── Exercise materials
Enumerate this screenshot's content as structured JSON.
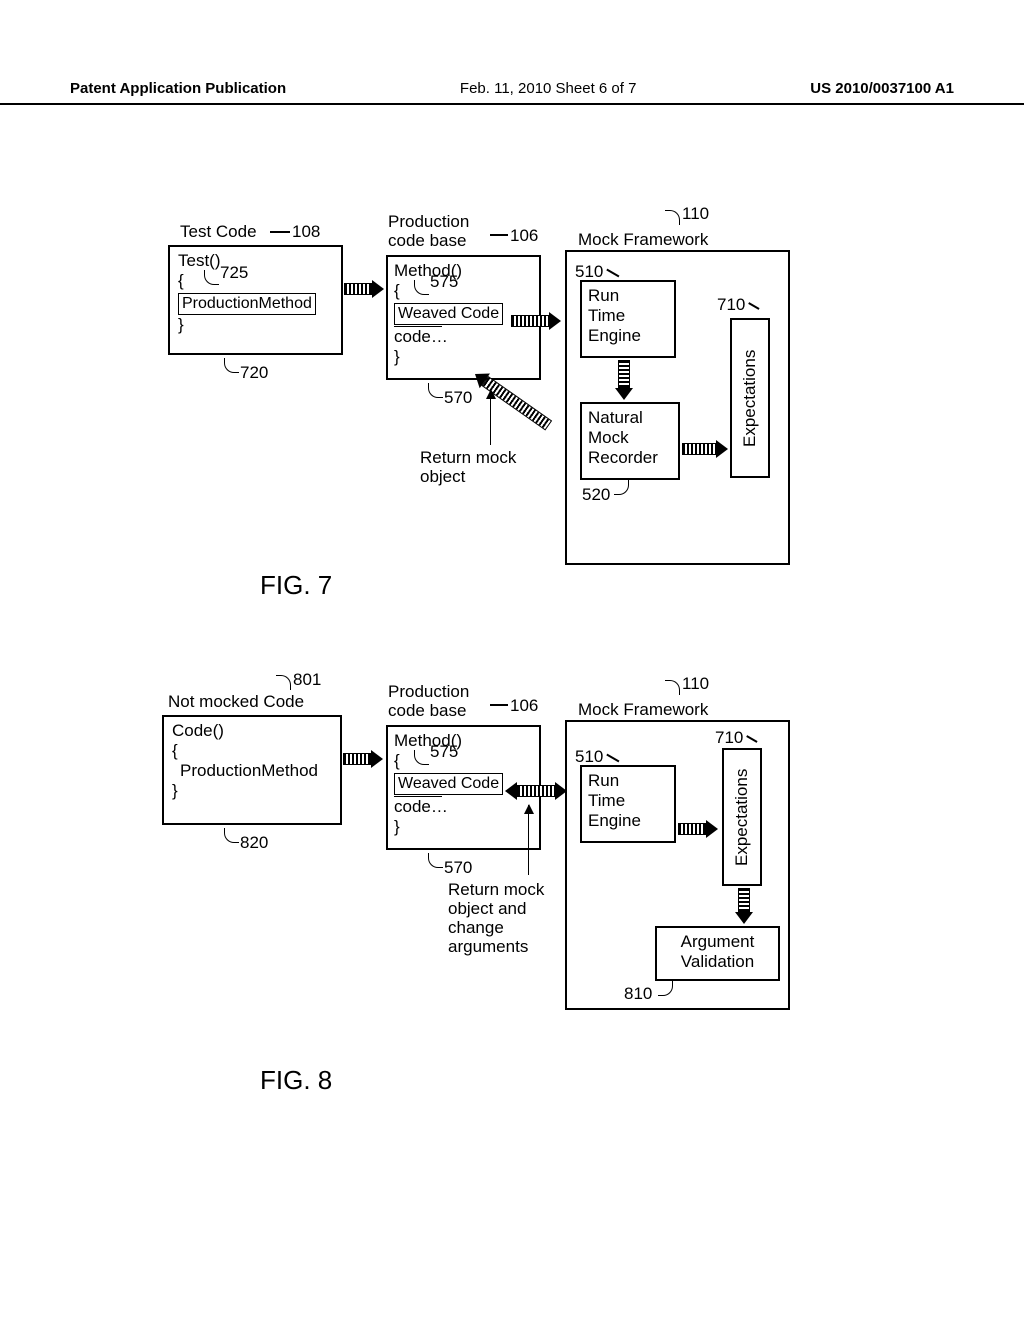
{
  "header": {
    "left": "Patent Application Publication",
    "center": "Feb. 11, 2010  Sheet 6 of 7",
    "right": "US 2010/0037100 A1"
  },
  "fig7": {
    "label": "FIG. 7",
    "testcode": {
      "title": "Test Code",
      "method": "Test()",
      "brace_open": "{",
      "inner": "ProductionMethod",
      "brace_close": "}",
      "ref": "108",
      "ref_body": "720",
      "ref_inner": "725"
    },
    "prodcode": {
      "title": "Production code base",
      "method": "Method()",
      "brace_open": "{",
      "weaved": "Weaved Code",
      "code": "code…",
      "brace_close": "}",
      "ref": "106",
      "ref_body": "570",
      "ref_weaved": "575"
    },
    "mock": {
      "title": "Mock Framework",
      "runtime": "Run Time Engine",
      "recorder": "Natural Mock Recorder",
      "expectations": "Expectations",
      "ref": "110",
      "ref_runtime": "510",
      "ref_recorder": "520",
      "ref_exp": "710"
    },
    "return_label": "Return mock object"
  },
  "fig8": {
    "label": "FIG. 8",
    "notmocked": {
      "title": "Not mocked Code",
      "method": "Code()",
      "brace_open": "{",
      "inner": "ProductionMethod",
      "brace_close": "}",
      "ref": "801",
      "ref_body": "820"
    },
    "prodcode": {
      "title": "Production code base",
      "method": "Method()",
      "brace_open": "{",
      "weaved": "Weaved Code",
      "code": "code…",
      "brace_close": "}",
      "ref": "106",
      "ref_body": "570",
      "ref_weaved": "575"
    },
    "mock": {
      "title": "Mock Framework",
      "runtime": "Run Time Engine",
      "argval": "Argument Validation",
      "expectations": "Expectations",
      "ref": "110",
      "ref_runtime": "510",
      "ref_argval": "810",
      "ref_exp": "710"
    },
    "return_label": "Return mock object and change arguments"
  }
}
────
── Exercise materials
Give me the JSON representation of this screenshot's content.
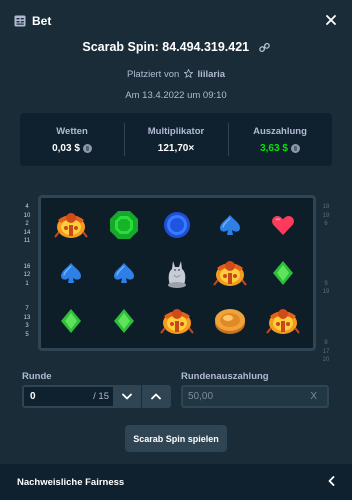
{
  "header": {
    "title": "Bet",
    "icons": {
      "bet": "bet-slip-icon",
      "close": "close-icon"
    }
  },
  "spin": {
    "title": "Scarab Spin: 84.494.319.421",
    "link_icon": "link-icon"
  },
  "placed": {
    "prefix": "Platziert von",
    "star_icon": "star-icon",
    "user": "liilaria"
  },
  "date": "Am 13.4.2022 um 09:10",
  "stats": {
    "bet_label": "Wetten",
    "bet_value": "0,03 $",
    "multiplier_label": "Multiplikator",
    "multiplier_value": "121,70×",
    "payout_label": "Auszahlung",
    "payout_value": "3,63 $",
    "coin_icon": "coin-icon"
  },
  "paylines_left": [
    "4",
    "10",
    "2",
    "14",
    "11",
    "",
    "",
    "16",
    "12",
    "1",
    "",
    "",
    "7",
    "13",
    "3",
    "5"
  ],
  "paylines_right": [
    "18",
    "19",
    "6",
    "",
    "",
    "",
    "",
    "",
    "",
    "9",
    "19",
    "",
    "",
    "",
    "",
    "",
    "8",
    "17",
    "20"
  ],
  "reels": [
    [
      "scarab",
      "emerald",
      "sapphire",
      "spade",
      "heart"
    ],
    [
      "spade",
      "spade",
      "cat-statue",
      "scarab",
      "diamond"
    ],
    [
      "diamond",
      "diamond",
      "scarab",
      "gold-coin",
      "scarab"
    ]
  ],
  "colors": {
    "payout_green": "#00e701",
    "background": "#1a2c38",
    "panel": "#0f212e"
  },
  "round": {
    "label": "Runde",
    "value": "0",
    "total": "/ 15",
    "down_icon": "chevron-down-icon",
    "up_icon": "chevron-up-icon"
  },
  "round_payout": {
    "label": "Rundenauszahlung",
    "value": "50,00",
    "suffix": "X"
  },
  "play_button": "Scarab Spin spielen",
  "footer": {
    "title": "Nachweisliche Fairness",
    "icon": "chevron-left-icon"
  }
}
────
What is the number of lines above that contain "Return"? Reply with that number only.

### Written answer
2